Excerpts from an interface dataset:
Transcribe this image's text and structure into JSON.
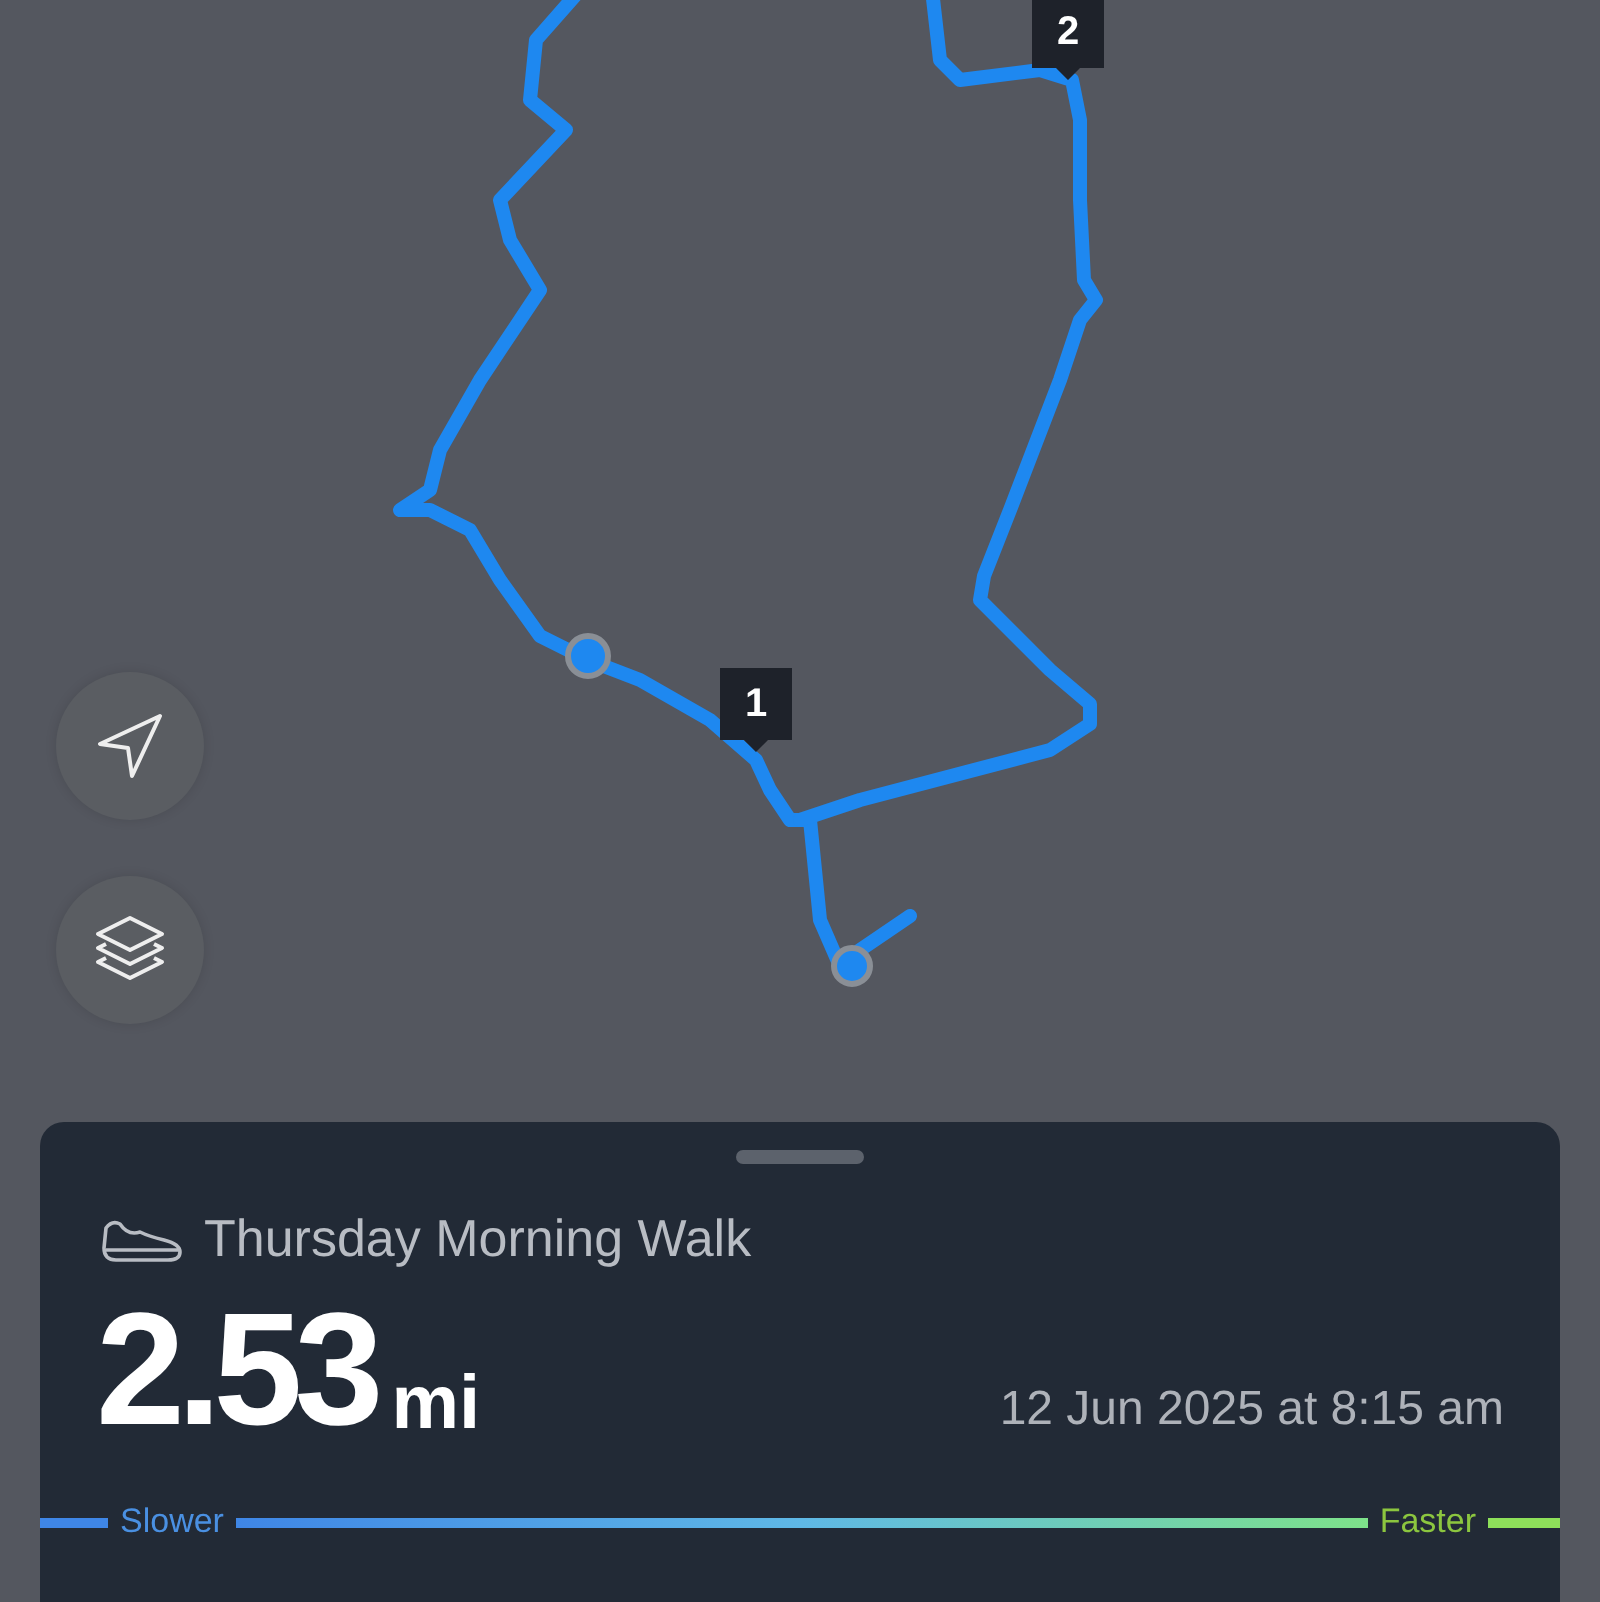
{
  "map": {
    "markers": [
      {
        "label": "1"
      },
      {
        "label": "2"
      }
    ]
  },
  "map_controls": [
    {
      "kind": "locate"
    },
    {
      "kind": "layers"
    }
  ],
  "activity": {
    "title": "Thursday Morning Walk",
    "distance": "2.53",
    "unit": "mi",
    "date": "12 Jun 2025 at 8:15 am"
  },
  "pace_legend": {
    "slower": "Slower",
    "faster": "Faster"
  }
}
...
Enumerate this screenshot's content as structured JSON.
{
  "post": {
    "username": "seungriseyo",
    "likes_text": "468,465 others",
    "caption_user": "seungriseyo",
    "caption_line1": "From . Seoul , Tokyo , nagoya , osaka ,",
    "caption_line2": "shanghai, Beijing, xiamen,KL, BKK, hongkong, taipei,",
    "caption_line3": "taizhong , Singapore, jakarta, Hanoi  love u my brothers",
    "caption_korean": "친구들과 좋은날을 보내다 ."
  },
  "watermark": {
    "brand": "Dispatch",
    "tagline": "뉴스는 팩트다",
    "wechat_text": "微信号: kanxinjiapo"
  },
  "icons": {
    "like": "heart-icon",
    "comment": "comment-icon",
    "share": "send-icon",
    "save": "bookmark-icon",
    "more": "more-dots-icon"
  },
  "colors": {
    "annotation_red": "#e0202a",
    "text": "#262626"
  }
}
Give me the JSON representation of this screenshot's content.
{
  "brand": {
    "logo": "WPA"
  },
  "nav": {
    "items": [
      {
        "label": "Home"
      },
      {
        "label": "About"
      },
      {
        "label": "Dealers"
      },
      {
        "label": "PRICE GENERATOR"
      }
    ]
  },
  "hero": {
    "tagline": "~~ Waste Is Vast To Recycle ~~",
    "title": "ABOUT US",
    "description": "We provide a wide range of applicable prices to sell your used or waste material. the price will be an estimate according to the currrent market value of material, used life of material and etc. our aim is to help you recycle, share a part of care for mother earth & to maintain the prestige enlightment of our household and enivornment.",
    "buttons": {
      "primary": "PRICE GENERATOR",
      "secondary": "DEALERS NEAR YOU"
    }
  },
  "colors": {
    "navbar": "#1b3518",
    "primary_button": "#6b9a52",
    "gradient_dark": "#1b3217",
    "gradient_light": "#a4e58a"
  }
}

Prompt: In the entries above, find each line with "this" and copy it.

Finished exercise:
Transcribe this image's text and structure into JSON.
Enumerate this screenshot's content as structured JSON.
Give me the JSON representation of this screenshot's content.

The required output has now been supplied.